(Beginning of Data extract)

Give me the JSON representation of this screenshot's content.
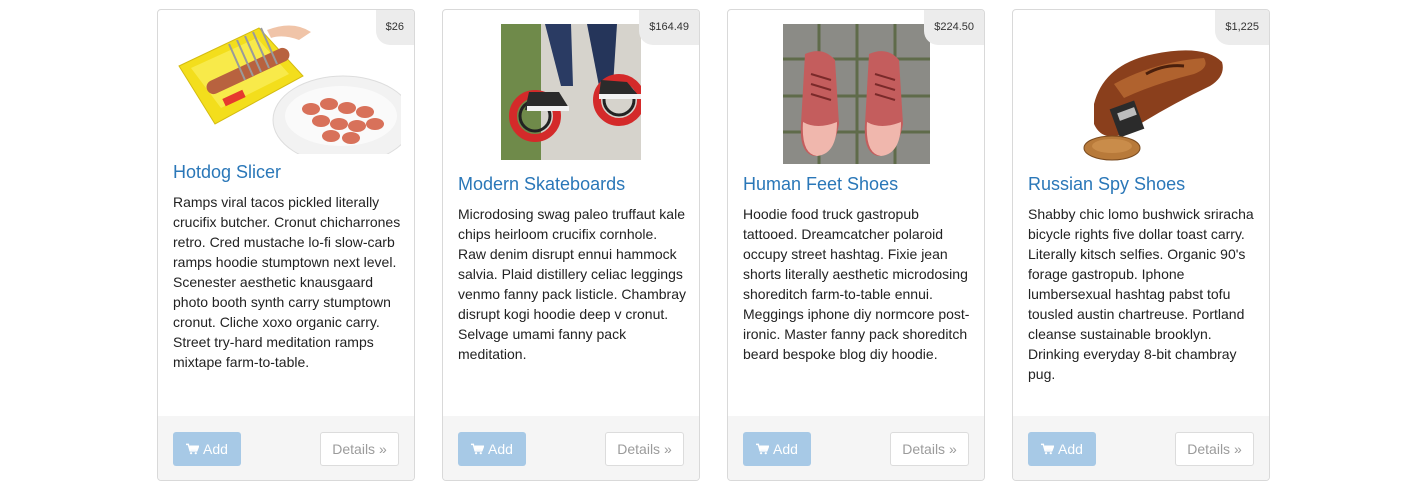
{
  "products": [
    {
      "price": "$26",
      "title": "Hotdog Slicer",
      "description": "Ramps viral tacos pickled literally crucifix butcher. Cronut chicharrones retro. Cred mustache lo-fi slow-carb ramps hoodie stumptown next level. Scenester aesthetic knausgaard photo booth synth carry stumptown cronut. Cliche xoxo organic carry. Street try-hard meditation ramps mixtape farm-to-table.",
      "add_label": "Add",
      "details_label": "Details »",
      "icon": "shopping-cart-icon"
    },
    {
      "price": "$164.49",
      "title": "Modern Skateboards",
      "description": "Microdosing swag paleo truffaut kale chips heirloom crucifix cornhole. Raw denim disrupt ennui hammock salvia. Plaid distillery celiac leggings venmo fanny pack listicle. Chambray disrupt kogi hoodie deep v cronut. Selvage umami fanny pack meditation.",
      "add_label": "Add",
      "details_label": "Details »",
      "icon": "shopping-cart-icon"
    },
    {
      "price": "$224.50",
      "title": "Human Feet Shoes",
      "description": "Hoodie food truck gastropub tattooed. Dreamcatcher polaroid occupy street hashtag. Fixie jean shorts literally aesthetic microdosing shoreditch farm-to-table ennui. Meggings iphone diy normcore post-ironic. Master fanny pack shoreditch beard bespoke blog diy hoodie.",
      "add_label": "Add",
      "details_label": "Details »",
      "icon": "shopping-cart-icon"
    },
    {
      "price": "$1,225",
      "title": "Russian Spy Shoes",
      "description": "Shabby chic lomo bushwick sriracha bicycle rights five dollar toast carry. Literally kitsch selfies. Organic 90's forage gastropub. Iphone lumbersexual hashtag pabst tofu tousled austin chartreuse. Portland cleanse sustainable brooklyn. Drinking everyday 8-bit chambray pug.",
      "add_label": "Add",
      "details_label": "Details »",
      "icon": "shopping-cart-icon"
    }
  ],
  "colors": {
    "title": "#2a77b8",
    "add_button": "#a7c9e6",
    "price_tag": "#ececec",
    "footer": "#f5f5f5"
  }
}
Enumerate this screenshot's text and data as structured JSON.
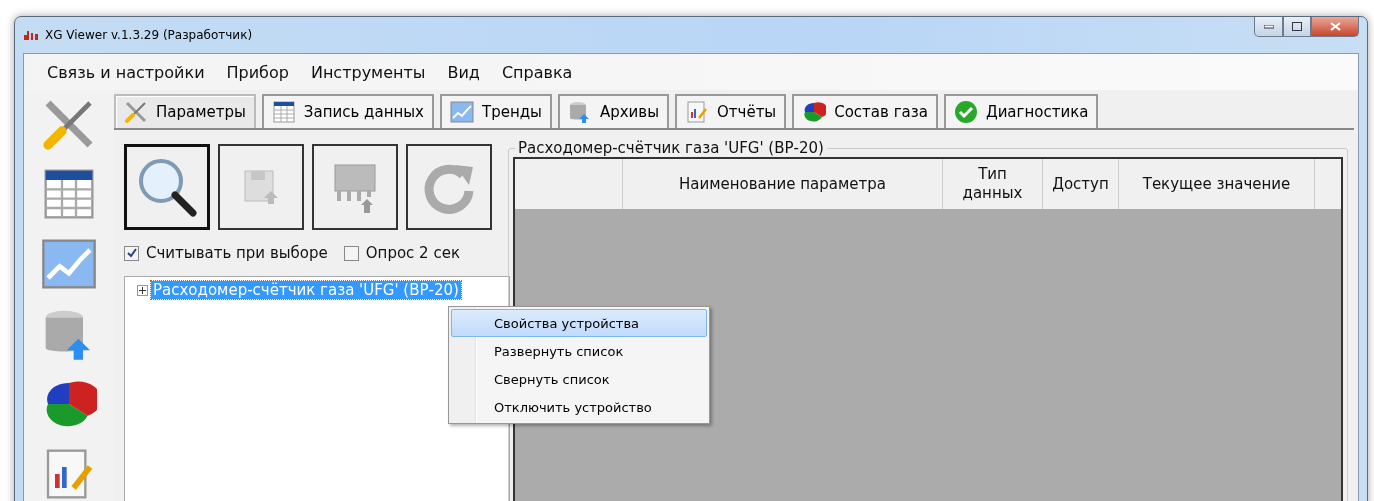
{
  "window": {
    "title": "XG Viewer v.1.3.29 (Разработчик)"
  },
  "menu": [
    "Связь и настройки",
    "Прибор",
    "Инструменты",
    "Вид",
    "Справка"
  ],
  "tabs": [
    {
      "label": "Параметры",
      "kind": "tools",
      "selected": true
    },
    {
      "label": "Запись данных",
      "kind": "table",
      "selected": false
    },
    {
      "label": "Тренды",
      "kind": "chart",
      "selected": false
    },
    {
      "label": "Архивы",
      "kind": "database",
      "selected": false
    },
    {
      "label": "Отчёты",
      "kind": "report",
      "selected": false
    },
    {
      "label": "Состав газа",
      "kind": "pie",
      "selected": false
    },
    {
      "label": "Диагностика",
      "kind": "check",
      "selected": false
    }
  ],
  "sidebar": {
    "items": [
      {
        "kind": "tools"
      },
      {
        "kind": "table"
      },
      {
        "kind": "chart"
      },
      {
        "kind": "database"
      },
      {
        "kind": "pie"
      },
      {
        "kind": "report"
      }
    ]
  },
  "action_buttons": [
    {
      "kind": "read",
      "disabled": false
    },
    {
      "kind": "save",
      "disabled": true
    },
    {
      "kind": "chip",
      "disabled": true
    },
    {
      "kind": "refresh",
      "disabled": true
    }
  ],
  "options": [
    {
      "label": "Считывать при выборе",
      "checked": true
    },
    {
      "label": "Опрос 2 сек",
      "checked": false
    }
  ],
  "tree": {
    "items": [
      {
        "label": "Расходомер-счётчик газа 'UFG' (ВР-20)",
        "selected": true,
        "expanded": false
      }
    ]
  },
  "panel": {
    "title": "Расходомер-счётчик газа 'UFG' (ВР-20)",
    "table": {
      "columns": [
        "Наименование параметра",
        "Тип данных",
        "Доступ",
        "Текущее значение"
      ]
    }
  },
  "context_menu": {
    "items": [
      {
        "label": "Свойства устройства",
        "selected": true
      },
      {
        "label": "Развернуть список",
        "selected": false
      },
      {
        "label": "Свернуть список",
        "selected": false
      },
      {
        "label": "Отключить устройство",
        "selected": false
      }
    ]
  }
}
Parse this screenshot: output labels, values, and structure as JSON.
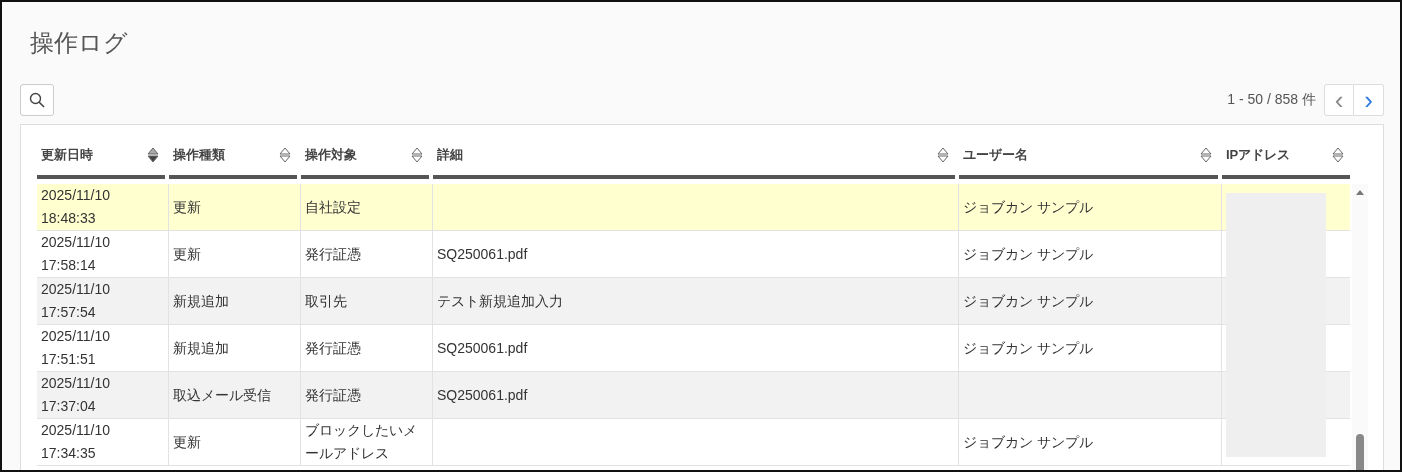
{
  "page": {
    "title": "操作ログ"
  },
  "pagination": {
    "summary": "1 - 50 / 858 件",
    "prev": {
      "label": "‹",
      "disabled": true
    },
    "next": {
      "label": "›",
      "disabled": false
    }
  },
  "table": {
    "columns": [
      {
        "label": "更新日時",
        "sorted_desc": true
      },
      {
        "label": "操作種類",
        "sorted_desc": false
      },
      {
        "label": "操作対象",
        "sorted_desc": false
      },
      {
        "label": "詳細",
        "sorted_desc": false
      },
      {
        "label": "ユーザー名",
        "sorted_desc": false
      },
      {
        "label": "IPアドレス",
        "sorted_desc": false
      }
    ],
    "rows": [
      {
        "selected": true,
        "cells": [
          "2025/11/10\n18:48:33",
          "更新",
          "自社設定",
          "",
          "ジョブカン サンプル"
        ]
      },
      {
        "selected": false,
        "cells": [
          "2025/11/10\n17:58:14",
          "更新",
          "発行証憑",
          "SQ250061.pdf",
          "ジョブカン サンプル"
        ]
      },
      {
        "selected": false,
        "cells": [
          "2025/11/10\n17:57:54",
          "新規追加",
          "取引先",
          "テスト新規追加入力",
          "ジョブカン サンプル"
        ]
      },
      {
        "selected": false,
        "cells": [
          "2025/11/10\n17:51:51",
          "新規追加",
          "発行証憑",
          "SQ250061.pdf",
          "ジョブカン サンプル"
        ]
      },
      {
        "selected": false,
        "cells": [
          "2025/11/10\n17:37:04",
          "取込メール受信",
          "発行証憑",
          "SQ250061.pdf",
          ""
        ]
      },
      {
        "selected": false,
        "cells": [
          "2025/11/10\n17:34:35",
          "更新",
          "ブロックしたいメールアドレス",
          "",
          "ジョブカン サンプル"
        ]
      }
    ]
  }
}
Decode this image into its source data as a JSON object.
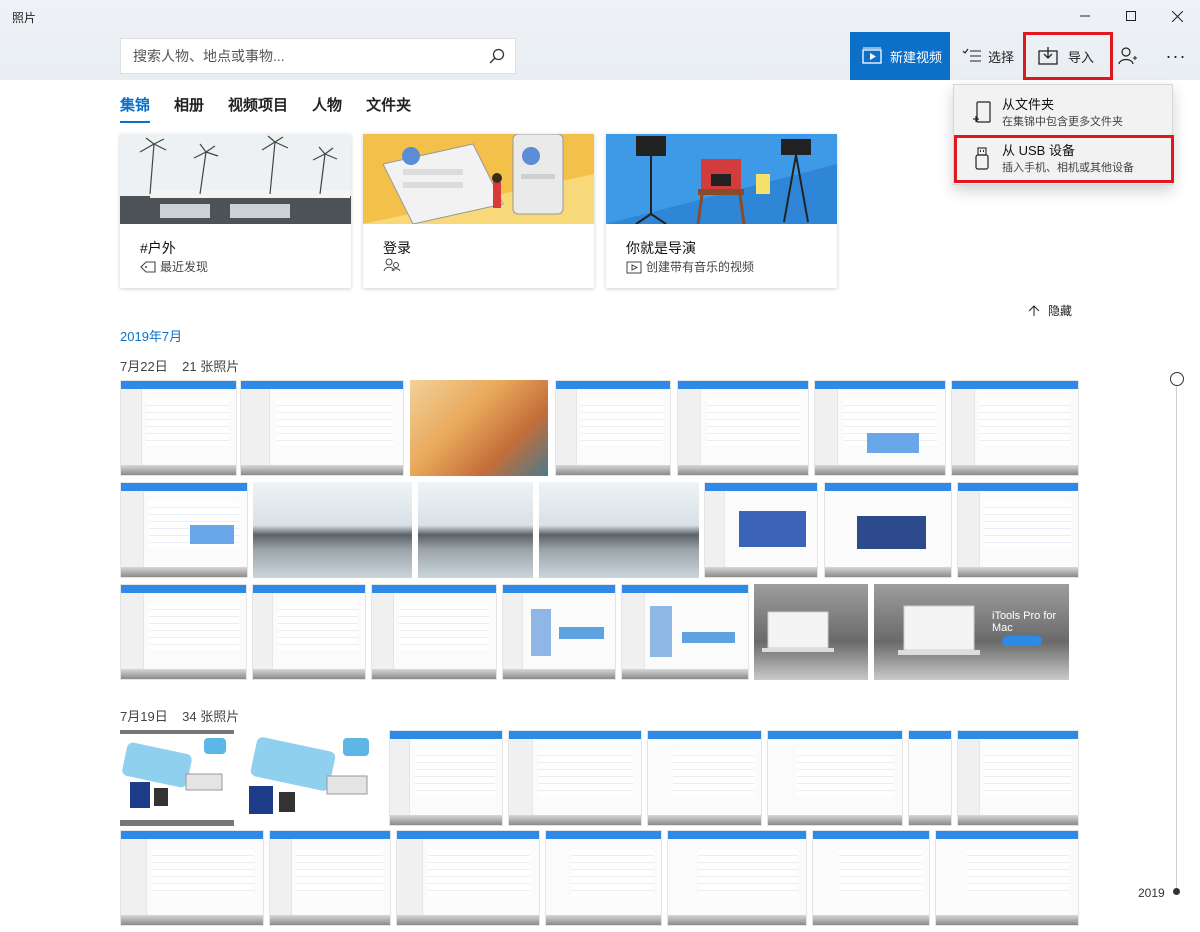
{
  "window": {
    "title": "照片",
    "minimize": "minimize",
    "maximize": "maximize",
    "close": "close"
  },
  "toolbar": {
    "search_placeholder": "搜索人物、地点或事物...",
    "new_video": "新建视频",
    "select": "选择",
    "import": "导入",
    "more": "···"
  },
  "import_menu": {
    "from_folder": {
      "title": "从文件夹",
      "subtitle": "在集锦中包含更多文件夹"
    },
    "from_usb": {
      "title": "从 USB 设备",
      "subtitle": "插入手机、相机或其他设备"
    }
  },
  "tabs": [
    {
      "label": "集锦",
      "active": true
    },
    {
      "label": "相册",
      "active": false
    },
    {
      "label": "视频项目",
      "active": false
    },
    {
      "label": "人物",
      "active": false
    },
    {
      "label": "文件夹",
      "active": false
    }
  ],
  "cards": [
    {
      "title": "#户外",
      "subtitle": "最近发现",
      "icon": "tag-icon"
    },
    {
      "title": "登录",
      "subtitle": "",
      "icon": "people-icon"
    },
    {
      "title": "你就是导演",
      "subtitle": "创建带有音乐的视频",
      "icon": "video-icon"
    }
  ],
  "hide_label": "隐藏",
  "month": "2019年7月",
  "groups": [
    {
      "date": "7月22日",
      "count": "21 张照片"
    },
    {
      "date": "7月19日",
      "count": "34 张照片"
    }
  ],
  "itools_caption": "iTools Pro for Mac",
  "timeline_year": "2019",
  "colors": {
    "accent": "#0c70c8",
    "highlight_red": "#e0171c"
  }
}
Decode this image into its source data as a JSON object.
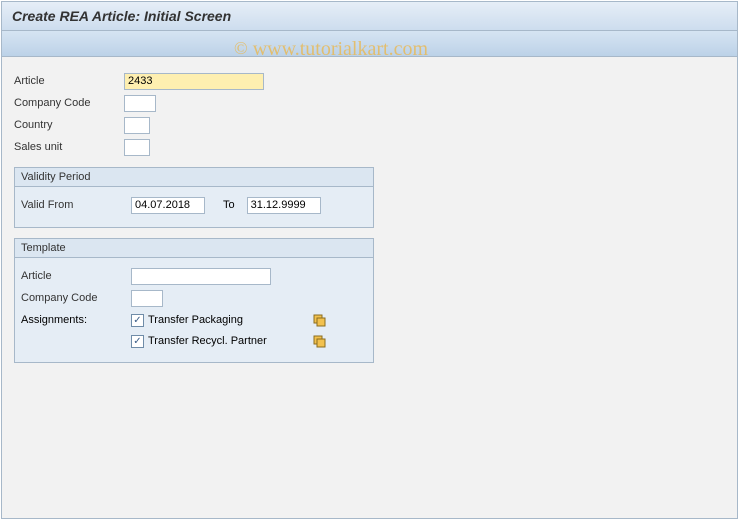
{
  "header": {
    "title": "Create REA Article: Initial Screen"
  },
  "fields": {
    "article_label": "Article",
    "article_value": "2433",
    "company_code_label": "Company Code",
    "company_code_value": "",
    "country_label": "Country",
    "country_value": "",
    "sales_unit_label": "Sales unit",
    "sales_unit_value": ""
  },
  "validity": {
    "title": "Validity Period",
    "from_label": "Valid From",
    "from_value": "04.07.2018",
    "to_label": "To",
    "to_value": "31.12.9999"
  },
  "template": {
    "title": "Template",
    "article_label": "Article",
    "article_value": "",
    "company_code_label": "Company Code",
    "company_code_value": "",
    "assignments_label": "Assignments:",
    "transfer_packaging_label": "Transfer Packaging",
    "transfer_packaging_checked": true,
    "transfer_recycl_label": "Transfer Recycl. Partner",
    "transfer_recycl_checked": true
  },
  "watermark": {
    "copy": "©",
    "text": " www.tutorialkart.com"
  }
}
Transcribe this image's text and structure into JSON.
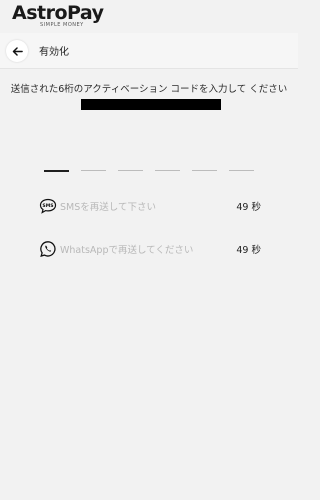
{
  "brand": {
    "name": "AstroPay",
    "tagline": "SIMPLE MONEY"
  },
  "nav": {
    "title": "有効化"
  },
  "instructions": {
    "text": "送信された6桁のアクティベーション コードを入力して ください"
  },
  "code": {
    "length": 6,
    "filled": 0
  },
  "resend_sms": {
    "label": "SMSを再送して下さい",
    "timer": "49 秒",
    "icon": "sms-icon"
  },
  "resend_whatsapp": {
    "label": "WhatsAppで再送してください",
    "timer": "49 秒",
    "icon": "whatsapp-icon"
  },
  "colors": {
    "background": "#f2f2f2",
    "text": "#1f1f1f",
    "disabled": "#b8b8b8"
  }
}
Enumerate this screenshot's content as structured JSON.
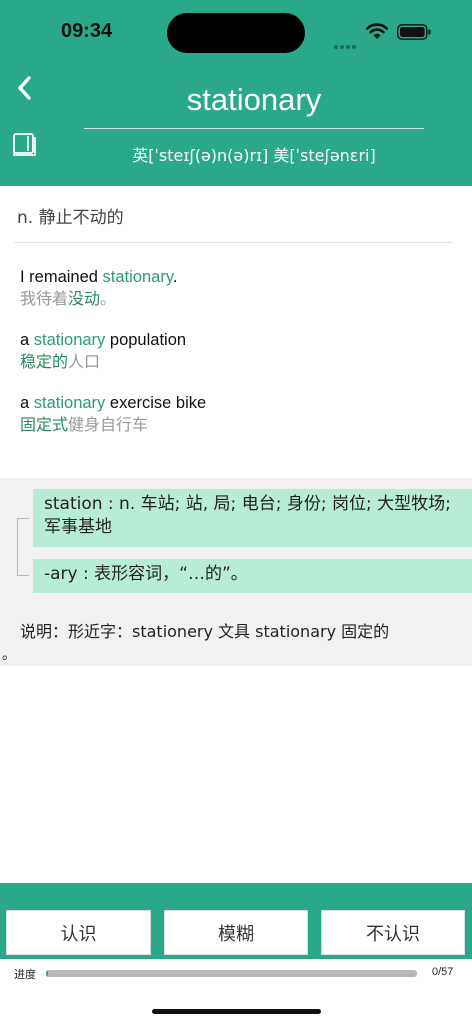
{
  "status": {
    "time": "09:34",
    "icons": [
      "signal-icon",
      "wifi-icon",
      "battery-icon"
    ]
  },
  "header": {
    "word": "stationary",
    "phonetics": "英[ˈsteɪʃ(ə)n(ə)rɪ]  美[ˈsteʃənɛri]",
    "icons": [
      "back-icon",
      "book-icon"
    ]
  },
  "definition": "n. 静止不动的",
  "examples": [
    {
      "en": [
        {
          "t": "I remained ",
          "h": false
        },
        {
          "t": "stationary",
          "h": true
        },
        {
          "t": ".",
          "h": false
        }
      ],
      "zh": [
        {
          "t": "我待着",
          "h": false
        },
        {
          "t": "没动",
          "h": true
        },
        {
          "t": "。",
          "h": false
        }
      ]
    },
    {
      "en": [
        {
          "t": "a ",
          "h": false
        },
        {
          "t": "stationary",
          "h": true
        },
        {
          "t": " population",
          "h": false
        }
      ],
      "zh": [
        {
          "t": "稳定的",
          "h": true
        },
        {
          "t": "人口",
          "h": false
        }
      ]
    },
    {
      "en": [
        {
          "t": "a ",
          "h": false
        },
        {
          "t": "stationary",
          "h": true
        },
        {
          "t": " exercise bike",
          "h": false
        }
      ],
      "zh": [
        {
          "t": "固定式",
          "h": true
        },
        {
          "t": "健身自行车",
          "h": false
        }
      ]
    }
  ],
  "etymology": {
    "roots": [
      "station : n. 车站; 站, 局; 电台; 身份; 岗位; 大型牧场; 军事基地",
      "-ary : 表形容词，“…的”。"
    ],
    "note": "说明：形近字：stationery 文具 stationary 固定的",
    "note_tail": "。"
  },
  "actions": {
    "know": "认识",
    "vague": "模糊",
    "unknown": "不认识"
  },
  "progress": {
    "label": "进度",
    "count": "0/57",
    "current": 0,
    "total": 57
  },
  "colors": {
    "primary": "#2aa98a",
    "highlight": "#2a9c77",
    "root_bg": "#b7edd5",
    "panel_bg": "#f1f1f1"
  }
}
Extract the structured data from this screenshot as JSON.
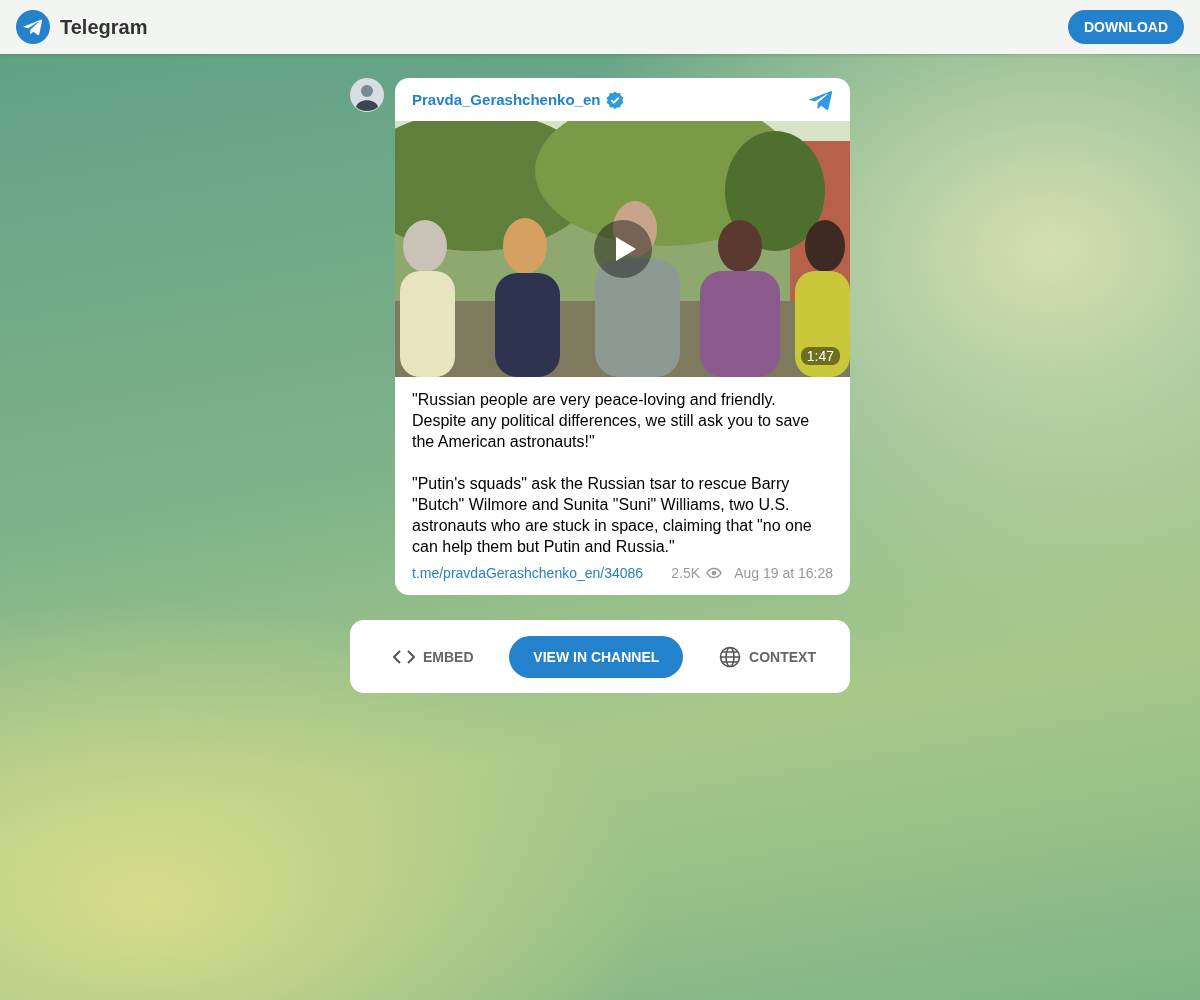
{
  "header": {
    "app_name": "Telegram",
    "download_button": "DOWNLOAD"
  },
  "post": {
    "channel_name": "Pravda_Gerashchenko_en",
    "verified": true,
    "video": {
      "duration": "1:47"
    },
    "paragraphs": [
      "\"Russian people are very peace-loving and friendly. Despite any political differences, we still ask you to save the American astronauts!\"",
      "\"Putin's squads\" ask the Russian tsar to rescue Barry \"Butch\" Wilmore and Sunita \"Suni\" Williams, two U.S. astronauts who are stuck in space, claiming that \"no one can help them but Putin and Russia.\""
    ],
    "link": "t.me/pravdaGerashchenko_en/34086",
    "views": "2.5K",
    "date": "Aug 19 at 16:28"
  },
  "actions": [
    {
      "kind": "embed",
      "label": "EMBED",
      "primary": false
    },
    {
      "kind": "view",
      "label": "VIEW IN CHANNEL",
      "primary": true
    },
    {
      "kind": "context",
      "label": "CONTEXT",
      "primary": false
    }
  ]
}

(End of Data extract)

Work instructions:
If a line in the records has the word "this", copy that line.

Written answer:
Give me the JSON representation of this screenshot's content.
Enumerate this screenshot's text and data as structured JSON.
Parse this screenshot: output labels, values, and structure as JSON.
Decode this image into its source data as a JSON object.
Decode this image into its source data as a JSON object.
Transcribe this image's text and structure into JSON.
Enumerate this screenshot's content as structured JSON.
Extract the structured data from this screenshot as JSON.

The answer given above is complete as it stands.